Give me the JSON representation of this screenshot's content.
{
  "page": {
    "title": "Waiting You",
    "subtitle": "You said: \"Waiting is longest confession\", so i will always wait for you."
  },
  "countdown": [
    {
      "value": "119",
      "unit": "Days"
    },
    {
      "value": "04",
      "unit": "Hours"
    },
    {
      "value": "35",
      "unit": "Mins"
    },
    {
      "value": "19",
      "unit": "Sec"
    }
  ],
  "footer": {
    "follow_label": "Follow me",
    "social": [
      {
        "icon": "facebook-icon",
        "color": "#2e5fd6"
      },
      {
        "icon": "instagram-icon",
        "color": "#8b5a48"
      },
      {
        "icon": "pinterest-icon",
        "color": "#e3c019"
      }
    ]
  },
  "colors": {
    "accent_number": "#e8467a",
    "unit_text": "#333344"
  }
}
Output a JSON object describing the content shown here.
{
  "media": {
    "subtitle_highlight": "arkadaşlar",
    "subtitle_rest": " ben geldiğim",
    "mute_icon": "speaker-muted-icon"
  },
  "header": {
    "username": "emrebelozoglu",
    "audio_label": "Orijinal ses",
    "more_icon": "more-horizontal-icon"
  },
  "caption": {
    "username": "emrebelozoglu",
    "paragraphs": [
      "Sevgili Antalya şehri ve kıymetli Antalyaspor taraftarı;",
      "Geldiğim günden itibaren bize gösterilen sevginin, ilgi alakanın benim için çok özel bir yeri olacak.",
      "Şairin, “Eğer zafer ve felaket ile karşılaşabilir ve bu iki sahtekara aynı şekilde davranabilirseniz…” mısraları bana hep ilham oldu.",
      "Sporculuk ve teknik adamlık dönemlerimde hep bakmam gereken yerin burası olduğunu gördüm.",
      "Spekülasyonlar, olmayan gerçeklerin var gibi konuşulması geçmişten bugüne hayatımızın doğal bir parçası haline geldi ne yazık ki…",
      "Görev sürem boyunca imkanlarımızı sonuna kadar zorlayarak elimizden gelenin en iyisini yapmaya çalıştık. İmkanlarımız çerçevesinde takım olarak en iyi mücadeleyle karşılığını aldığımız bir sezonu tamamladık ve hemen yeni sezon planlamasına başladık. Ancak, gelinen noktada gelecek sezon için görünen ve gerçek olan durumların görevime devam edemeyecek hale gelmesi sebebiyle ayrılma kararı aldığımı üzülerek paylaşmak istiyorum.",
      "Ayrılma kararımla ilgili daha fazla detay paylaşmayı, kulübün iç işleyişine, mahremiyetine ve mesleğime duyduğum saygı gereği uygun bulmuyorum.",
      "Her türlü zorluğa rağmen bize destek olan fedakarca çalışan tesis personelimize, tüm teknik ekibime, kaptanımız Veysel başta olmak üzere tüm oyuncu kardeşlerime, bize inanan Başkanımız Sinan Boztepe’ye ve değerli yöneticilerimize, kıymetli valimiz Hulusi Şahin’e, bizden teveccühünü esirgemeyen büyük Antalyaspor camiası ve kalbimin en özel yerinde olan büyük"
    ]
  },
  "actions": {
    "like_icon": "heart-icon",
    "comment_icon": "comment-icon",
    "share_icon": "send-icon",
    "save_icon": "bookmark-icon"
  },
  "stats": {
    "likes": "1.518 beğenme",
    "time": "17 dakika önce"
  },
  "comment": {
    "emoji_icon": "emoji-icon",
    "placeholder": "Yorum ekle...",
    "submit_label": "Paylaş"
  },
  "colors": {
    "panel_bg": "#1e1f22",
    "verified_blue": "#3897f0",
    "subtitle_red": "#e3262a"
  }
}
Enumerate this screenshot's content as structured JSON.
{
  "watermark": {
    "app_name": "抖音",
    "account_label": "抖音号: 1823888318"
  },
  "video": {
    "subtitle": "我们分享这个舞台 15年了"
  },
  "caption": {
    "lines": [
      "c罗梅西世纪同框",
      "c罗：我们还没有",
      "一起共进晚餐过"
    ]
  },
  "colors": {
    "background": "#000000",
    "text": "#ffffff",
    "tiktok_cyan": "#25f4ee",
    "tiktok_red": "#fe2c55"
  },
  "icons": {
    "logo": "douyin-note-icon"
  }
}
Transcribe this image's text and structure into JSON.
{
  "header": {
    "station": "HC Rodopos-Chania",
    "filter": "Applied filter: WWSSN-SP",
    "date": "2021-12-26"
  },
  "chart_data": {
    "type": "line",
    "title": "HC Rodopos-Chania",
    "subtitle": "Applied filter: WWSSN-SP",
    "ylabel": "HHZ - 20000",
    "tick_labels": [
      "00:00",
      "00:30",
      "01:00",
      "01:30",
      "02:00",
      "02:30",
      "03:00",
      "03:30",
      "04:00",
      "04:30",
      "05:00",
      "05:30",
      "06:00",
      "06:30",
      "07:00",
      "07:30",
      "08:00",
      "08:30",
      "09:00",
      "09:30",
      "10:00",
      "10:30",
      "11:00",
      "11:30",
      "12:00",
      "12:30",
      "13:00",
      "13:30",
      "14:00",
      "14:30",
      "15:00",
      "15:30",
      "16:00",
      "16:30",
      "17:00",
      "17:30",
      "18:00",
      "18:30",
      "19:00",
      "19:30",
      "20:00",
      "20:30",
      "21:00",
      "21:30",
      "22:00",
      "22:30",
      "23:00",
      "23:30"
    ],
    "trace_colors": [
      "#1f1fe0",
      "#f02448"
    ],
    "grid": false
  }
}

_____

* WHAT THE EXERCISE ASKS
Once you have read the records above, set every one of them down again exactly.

* SOLUTION
Give me the JSON representation of this screenshot's content.
{
  "page": {
    "title": "Waiting You",
    "subtitle": "You said: \"Waiting is longest confession\", so i will always wait for you."
  },
  "countdown": [
    {
      "value": "119",
      "unit": "Days"
    },
    {
      "value": "04",
      "unit": "Hours"
    },
    {
      "value": "35",
      "unit": "Mins"
    },
    {
      "value": "19",
      "unit": "Sec"
    }
  ],
  "footer": {
    "follow_label": "Follow me",
    "social": [
      {
        "icon": "facebook-icon",
        "color": "#2e5fd6"
      },
      {
        "icon": "instagram-icon",
        "color": "#8b5a48"
      },
      {
        "icon": "pinterest-icon",
        "color": "#e3c019"
      }
    ]
  },
  "colors": {
    "accent_number": "#e8467a",
    "unit_text": "#333344"
  }
}
Output a JSON object describing the content shown here.
{
  "media": {
    "subtitle_highlight": "arkadaşlar",
    "subtitle_rest": " ben geldiğim",
    "mute_icon": "speaker-muted-icon"
  },
  "header": {
    "username": "emrebelozoglu",
    "audio_label": "Orijinal ses",
    "more_icon": "more-horizontal-icon"
  },
  "caption": {
    "username": "emrebelozoglu",
    "paragraphs": [
      "Sevgili Antalya şehri ve kıymetli Antalyaspor taraftarı;",
      "Geldiğim günden itibaren bize gösterilen sevginin, ilgi alakanın benim için çok özel bir yeri olacak.",
      "Şairin, “Eğer zafer ve felaket ile karşılaşabilir ve bu iki sahtekara aynı şekilde davranabilirseniz…” mısraları bana hep ilham oldu.",
      "Sporculuk ve teknik adamlık dönemlerimde hep bakmam gereken yerin burası olduğunu gördüm.",
      "Spekülasyonlar, olmayan gerçeklerin var gibi konuşulması geçmişten bugüne hayatımızın doğal bir parçası haline geldi ne yazık ki…",
      "Görev sürem boyunca imkanlarımızı sonuna kadar zorlayarak elimizden gelenin en iyisini yapmaya çalıştık. İmkanlarımız çerçevesinde takım olarak en iyi mücadeleyle karşılığını aldığımız bir sezonu tamamladık ve hemen yeni sezon planlamasına başladık. Ancak, gelinen noktada gelecek sezon için görünen ve gerçek olan durumların görevime devam edemeyecek hale gelmesi sebebiyle ayrılma kararı aldığımı üzülerek paylaşmak istiyorum.",
      "Ayrılma kararımla ilgili daha fazla detay paylaşmayı, kulübün iç işleyişine, mahremiyetine ve mesleğime duyduğum saygı gereği uygun bulmuyorum.",
      "Her türlü zorluğa rağmen bize destek olan fedakarca çalışan tesis personelimize, tüm teknik ekibime, kaptanımız Veysel başta olmak üzere tüm oyuncu kardeşlerime, bize inanan Başkanımız Sinan Boztepe’ye ve değerli yöneticilerimize, kıymetli valimiz Hulusi Şahin’e, bizden teveccühünü esirgemeyen büyük Antalyaspor camiası ve kalbimin en özel yerinde olan büyük"
    ]
  },
  "actions": {
    "like_icon": "heart-icon",
    "comment_icon": "comment-icon",
    "share_icon": "send-icon",
    "save_icon": "bookmark-icon"
  },
  "stats": {
    "likes": "1.518 beğenme",
    "time": "17 dakika önce"
  },
  "comment": {
    "emoji_icon": "emoji-icon",
    "placeholder": "Yorum ekle...",
    "submit_label": "Paylaş"
  },
  "colors": {
    "panel_bg": "#1e1f22",
    "verified_blue": "#3897f0",
    "subtitle_red": "#e3262a"
  }
}
Enumerate this screenshot's content as structured JSON.
{
  "watermark": {
    "app_name": "抖音",
    "account_label": "抖音号: 1823888318"
  },
  "video": {
    "subtitle": "我们分享这个舞台 15年了"
  },
  "caption": {
    "lines": [
      "c罗梅西世纪同框",
      "c罗：我们还没有",
      "一起共进晚餐过"
    ]
  },
  "colors": {
    "background": "#000000",
    "text": "#ffffff",
    "tiktok_cyan": "#25f4ee",
    "tiktok_red": "#fe2c55"
  },
  "icons": {
    "logo": "douyin-note-icon"
  }
}
Transcribe this image's text and structure into JSON.
{
  "header": {
    "station": "HC Rodopos-Chania",
    "filter": "Applied filter: WWSSN-SP",
    "date": "2021-12-26"
  },
  "chart_data": {
    "type": "line",
    "title": "HC Rodopos-Chania",
    "subtitle": "Applied filter: WWSSN-SP",
    "ylabel": "HHZ - 20000",
    "tick_labels": [
      "00:00",
      "00:30",
      "01:00",
      "01:30",
      "02:00",
      "02:30",
      "03:00",
      "03:30",
      "04:00",
      "04:30",
      "05:00",
      "05:30",
      "06:00",
      "06:30",
      "07:00",
      "07:30",
      "08:00",
      "08:30",
      "09:00",
      "09:30",
      "10:00",
      "10:30",
      "11:00",
      "11:30",
      "12:00",
      "12:30",
      "13:00",
      "13:30",
      "14:00",
      "14:30",
      "15:00",
      "15:30",
      "16:00",
      "16:30",
      "17:00",
      "17:30",
      "18:00",
      "18:30",
      "19:00",
      "19:30",
      "20:00",
      "20:30",
      "21:00",
      "21:30",
      "22:00",
      "22:30",
      "23:00",
      "23:30"
    ],
    "trace_colors": [
      "#1f1fe0",
      "#f02448"
    ],
    "grid": false
  }
}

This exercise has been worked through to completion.